For example, the mailer says that Obama is “against tougher penalties for street gangs,” referring to Obama’s vote against HB 1812 in the Illinois state Senate. We actually wrote about Obama’s vote on this legislation back in April when the National Campaign Fund released an ad making similar claims about Obama being “weak” on gang killers and terrorists.
The bill in question would have made anyone found guilty of a murder committed “in furtherance of the activities of an organized gang” eligible for death. Obama voted against the bill, saying that Illinois law already made murderers eligible for death in instances where the crime was committed in “a cold, premeditated and calculated” manner. He also expressed concern that the legislation would likely target particular neighborhoods and individuals. Even the bill’s sponsor, Rep. Susana Mendoza of Chicago, said that she didn’t think Obama was weak on crime and that he opposed her bill for valid reasons.
Furthermore, Politifact notes that Obama’s votes in favor of legislation in 2003 (prohibiting released gang members from associating with their old gang compadres) and 2004 (making gang recruiting at a school a crime) could be used to make the exact opposite claim about Obama. You can read PolitiFact’s full analysis of the mailer here.
The mailer comes right on the heels of a similar attack against the Illinois senator from the Republican National Committee and the McCain-Palin campaign. In a robo-call going out in battleground states, former New York City Mayor Rudolph Giuliani says, “You need to know that Barack Obama opposes mandatory prison sentences for sex offenders, drug dealers, and murderers.” He continues, “It’s true, I read Obama’s words myself.” Leaving out the word “minimum,” Giuliani’s words make it seem as though Obama is against just “mandatory” jail time, which isn’t the case.
At a 2003 Illinois Senate debate, when asked if he would “vote to abolish mandatory minimum jail sentences,” Obama answered “I would,” adding that “mandatory minimums take too much discretion away from judges.” Obama gave a non-specific answer to a broad question. More recently, an Obama-Biden fact sheet on the campaign Web site says that Obama will “reform mandatory minimums,” but it specifically refers to drug offenders, with no mention of sex offenders and murderers.
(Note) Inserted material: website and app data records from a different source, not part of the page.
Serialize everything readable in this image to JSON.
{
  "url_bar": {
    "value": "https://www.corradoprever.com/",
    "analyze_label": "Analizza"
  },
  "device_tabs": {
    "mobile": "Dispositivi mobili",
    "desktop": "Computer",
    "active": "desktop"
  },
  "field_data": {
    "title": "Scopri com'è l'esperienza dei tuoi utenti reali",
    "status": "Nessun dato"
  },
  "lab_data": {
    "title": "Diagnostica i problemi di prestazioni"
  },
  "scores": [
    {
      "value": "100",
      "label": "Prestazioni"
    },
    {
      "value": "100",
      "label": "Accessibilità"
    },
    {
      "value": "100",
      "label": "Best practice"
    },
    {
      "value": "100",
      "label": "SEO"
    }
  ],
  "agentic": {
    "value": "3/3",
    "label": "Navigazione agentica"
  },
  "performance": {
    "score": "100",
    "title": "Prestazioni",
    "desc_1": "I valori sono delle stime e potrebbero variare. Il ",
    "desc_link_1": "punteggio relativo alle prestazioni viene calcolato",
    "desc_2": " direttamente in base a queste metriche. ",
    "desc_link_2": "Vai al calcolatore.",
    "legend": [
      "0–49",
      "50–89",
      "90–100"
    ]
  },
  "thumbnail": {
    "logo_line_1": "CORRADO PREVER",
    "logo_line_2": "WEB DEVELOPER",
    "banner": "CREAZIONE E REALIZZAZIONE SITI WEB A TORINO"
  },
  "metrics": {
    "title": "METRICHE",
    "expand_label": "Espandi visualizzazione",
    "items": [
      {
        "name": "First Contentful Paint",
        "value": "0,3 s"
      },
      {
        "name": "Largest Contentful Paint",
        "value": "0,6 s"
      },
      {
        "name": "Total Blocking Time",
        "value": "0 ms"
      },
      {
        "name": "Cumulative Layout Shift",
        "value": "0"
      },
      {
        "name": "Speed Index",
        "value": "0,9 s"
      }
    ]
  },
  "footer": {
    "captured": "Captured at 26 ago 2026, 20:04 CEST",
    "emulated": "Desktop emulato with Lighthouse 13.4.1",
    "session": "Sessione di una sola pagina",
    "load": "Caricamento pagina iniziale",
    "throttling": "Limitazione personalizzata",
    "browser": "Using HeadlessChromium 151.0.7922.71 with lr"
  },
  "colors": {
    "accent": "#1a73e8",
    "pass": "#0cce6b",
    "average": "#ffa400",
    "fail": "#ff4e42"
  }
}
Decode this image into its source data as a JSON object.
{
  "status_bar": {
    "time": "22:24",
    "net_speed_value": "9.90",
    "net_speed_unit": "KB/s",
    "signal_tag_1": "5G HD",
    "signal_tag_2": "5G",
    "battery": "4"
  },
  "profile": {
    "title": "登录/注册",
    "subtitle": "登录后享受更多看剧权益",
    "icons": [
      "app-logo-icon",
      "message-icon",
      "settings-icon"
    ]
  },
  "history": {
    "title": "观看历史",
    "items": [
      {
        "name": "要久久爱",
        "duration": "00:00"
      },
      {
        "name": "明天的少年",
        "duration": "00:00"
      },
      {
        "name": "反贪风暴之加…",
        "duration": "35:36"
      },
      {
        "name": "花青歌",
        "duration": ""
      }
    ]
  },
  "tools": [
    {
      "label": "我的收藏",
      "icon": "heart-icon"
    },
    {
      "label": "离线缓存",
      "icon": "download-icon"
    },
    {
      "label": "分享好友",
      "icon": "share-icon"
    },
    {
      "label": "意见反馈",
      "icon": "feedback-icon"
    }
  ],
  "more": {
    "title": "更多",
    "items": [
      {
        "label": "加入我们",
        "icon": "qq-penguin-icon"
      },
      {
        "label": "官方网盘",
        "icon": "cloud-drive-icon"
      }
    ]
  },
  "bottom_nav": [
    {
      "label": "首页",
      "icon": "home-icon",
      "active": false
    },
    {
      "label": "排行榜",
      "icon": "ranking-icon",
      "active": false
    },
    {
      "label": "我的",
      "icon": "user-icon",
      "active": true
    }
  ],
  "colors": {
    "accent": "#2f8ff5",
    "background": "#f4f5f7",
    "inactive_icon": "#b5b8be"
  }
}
The fact sheet reads: Obama and Biden “will immediately review these sentences to see where we can be smarter on crime and reduce the ineffective warehousing of nonviolent drug offenders.” Obama made a similar statement about sentencing for “nonviolent” offenders during a speech at Howard University in 2007, but again, there was no mention of sex offenders or murderers:
Obama (Sept. 27, 2007): When I’m President, I will. We will review these sentences to see where we can be smarter on crime and reduce the blind and counterproductive warehousing of non-violent offenders. And we will give first-time, non-violent drug offenders a chance to serve their sentence, where appropriate, in the type of drug rehabilitation programs that have proven to work better than a prison term in changing bad behavior. So let’s reform this system. Let’s do what’s smart. Let’s do what’s just.
Obama’s answer in 2003 suggests that he was in favor of eliminating mandatory minimum sentences in general. But his more recent statements specify that he wants to reexamine sentencing for “non-violent” drug offenders.